So far the new virus has been detected in some 80million birds and poultry globally since September 2021 — double the previous record the year before.
Not only is the virus spreading at speed, it is also killing at an unprecedented level, leaving some experts to say this is the deadliest variant so far.
Millions of chickens in the UK have been culled and last November our poultry industry was put into lockdown, heavily affecting the availability of free-range eggs.
Can it infect people? Yes, but just 864 people have been infected with H5N1 globally since 2003 from 20 countries.
The risk to people has been deemed ‘low’.
But people are strongly urged not to touch sick or dead birds because the virus is lethal, killing 53 per cent of people it does manage to infect.
The culling figures cover the whole of Europe as well as the UK, which has killed 3m chickens, turkey and ducks already.
The report, from European health chiefs, goes up until September 9.
Thirty-seven countries — ranging from Norway’s Svalbard islands to Ukraine — have recorded cases.
The European Food Safety Authority (EFSA), European Centre for Disease Prevention and Control (ECDC) and the EU Reference Laboratory for Avian Influenza, which were behind the report, said the ‘geographical extent of the outbreak is unprecedented’.
There have been 161 cases of highly pathogenic avian influenza (HPAI) in captive birds, compared to 26 cases in 2020/21.
Wild birds, particularly terns and gulls, have also been decimated by avian flu.
There have been 1,727 cases of avian flu in wild birds in the UK, in 406 locations and 59 bird species.
The Department for the Environment (Defra) has declared Avian Influenza Prevention Zones in all of Norfolk, Suffolk and parts of Essex.
In the latest outbreak, Defra said on Friday bird flu had been detected near Bury St Edmunds, and two locations in Breckland Norfolk.
The UK’s chief veterinary officer, Dr Christine Middlemiss told the BBC levels of the disease in wild birds was leading to the rise.
She said: ‘Unfortunately we expect the number of cases to continue to rise over the coming months as migratory birds return to the UK, bringing with them further risk of disease that can spread into our kept flocks’.
The ECDC warns that bird flu, has ‘the potential to severely affect public health’ although in the current outbreak so far no human has yet been infected in western Europe.
The ECDC said that despite the exceptionally large number of cases recently detected in poultry and birds as well as numerous transmission events of avian influenza to different mammal species, no human transmission has been observed in the EU/EEA in recent years.
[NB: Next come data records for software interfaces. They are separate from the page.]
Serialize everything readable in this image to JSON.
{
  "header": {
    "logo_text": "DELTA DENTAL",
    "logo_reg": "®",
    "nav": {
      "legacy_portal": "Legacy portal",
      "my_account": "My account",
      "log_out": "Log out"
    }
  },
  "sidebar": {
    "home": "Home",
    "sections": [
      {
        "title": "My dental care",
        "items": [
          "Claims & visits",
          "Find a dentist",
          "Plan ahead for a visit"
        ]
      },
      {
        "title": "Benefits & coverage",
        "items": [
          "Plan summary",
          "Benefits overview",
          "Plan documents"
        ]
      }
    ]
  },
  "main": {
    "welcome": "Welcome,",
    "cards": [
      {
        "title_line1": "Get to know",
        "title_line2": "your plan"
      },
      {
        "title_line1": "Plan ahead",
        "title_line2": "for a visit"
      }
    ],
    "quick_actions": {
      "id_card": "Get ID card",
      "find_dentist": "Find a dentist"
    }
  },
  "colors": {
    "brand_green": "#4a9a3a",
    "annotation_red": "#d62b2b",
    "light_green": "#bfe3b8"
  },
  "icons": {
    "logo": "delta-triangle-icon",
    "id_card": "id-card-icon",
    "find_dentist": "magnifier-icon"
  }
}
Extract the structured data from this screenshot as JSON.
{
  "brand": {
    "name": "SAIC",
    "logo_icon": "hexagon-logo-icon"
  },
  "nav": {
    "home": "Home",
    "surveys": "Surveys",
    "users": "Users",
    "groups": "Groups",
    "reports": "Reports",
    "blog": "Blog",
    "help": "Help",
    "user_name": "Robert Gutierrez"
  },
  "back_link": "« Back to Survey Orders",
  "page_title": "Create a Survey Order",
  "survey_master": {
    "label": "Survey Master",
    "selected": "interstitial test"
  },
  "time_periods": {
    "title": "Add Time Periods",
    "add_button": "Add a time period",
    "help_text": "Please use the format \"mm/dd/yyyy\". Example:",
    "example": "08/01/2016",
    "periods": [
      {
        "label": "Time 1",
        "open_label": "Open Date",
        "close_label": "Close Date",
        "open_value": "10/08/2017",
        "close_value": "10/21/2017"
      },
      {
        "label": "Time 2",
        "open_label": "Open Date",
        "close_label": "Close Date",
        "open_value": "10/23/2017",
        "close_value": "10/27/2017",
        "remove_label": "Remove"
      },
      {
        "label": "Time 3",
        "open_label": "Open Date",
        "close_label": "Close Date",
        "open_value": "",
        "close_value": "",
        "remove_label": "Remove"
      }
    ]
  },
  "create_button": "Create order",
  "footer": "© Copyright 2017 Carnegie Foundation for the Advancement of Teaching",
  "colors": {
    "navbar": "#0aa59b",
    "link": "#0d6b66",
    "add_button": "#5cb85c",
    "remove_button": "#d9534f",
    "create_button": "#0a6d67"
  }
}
But worldwide, between January 2003 and 31 March 2022, there have been 863 cases of human infection with avian influenza A (H5N1) virus reported from 18 countries. Of these 455 cases were fatal.
This map shows the parts England currently under extra biosecurity measures to prevent the spread of bird flu
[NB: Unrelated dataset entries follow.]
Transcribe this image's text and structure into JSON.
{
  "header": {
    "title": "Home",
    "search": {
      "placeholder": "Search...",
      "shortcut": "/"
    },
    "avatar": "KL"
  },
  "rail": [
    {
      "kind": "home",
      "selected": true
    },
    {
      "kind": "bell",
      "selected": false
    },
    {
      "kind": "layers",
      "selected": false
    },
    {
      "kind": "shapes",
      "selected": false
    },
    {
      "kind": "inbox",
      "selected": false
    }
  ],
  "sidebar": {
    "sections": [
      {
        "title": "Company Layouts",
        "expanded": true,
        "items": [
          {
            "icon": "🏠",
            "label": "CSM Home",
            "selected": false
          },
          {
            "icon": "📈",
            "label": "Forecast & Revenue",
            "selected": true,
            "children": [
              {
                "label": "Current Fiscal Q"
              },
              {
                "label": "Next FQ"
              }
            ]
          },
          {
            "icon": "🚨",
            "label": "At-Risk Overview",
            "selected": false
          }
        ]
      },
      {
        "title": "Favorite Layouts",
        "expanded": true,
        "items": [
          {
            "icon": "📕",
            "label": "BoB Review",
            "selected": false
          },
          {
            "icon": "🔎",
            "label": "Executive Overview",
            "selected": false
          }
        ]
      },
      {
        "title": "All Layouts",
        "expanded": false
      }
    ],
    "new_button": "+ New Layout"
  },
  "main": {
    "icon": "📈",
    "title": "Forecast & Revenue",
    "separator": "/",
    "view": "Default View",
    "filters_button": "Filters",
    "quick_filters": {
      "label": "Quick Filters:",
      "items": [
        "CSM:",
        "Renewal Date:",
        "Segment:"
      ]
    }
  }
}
Britain is grappling with is biggest ever outbreak of avian influenza which has seen millions of domestic poultry being culled and thousands of wild birds, like this gannet, also killed by the disease
This map shows bird flu outbreaks detected in poultry farms and backyard flocks since October last year. Triangles with black dots indicate the most recent cases
This map shows the density of bird flu cases detected in wild birds, darker red areas indicate higher numbers of cases with black dots showing the most recent cases
While bird flu can be deadly in people, the risk of catching it from birds or poultry products like eggs or meat is considered low.
Poultry farmers and those who handle dead birds, like slaughterhouse workers, are deemed to be most at risk.
Devon man Alan Gosling, 79, was forced to quarantine for three weeks after catching bird flu in the closing weeks of 2021.
He eventually made a full recovery but was heartbroken after a flock of ducks he kept inside his house had to be culled after contracting the virus.
A DEFRA spokesperson said the birds killed are a fraction of the 1billion consumed by the British public annually.
They insisted there are ‘no concerns’ about Christmas meat supplies.